Jessica argues that much that is learned in schools is outdated, useless and out of context. And she is concerned about what children learn about themselves when they are told they are failures. ‘The rigidity and limitations of the curriculum, getting more so by the day, limits what children can become,’ she says.

Her book looks at how school can separate children from their own needs and from each other through competition, age segregation and setting. ‘Isolating children from their parents and other adults, apart from teachers, gives children a skewed view of the world.’ She examines the culture of school and how it influences wider cultures worldwide. ‘Bullying, exclusions, injustice, dishonesty and blame-shifting are seen as the underbelly of the institution.’ Myths about children, reward and punishment and about the evidence underlying what happens in a school are questioned. She believes that schools are failing children through institutionalising and focussing on the needs of the corporate world, rather than on childrens’ needs.

Teachers are found wanting: ‘undermined, overwhelmed, sick and absent, the low morale of the teaching profession is seen to contribute to a more negative experience for the children in their charge.’

The chapter ‘Numbering Our Children’ looks at the impact of continual measurement. ‘The damaging effect of continually being tested, from toddlerhood through to the teenage years, is put in the context of the drive for more and more numbers to attach to children like tags in a sale, so they, their teachers and schools can be ranked.’

Adverse effects on children’s health looks at sick buildings, safety, exercise and food. Mental health ranges from stress and anxiety to the growing number of children on psychiatric drugs. ‘Some groups are particularly harmed by school,’ says Jessica, as she looks at the ramifications for boys, girls, for those who are gay, poor or from a minority group.

She looks at the impact on us financially, on the natural world, children and society at large. And if this sounds like a pretty bleak picture, with which not everyone may agree, she ends on a more positive note as she suggests the way forward, from home education and alternative schools to positive changes in mainstream schools.

‘So What’s Wrong with School?’ adopts an ideological and political slant to a topical subject. Jessica admits it may not be a comfortable read. ‘It’s certainly a challenge to what we’ve been led to believe.’ Parents and teachers, take note.

I’ve certainly noticed a steady decline in literacy standards and that’s not just from the children.

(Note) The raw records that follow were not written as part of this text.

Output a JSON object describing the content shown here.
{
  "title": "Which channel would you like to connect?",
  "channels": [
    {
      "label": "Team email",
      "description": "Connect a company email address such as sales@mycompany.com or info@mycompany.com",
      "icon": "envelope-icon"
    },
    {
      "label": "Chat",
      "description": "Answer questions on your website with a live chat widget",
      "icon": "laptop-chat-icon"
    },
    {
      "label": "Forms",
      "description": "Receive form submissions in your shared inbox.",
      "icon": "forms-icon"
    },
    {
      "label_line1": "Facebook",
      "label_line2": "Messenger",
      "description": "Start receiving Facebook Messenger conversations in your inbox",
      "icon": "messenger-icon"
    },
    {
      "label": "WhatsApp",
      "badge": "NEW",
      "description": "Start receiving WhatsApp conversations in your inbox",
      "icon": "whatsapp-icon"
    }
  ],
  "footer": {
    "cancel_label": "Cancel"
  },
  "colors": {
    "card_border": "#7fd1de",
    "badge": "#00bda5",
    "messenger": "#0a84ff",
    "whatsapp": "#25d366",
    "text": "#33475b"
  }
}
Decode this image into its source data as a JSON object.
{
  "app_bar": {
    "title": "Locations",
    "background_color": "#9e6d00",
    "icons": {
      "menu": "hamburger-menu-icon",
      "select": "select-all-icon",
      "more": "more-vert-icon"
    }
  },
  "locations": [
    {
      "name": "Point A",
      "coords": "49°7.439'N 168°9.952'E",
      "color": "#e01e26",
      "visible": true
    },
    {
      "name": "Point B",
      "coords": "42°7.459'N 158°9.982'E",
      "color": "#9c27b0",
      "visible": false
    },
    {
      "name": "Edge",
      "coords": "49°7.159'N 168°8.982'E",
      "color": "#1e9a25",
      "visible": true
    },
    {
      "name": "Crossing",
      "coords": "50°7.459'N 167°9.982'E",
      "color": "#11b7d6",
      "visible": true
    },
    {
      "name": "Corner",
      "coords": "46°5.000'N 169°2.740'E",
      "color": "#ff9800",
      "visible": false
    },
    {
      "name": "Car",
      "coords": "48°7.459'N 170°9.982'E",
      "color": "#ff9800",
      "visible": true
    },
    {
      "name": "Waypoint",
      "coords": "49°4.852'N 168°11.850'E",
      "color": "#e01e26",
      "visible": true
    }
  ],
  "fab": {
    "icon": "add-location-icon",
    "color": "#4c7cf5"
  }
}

On TV particularly, the standard of spelling on captioned material is appalling and I’m sick of hearing announcers saying ‘he was stood’ and ‘she was sat’; then there’s the pronounciation of droring for drawing and the misuse of adverbs such as literally when the meaning is clearly not literally or so obviously so that its use isn’t appropriate; or pacifically instead of specifically. I always thought the Pacific was an ocean. Primary school is the place to learn how to speak and spell English and for some, this obviously isn’t happening. ‘Draw Liners’ it said on a packet of drawer liners I spotted in a well-known department store last week. What many people don't realise is that words spelt differently mean different things, so yes, it is important to spell accurately or some unwary shoppers might end up buying draw liners for quite the wrong purpose. So maybe Jessica’s ideas aren’t that far-fetched.

And I dare you to find a spelling mistake in the above paragraph! (And beginning sentences with 'and' or 'but' is journalistic licence.)

You can buy a paperback copy of ‘So What’s Wrong With School? 125 Reasons not to send your kids by Jessica Mwanzia through this link:

www.lulu.com/commerce/index.php?fBuyContent=13639070 price £4.80
or direct from Jessica’s website: http://sowhatswrongwithschool.wordpress.com
Like on facebook www.facebook.com/SoWhatsWrongWithSchool
You can contact Jessica at jmwanzia@phonecoop.coop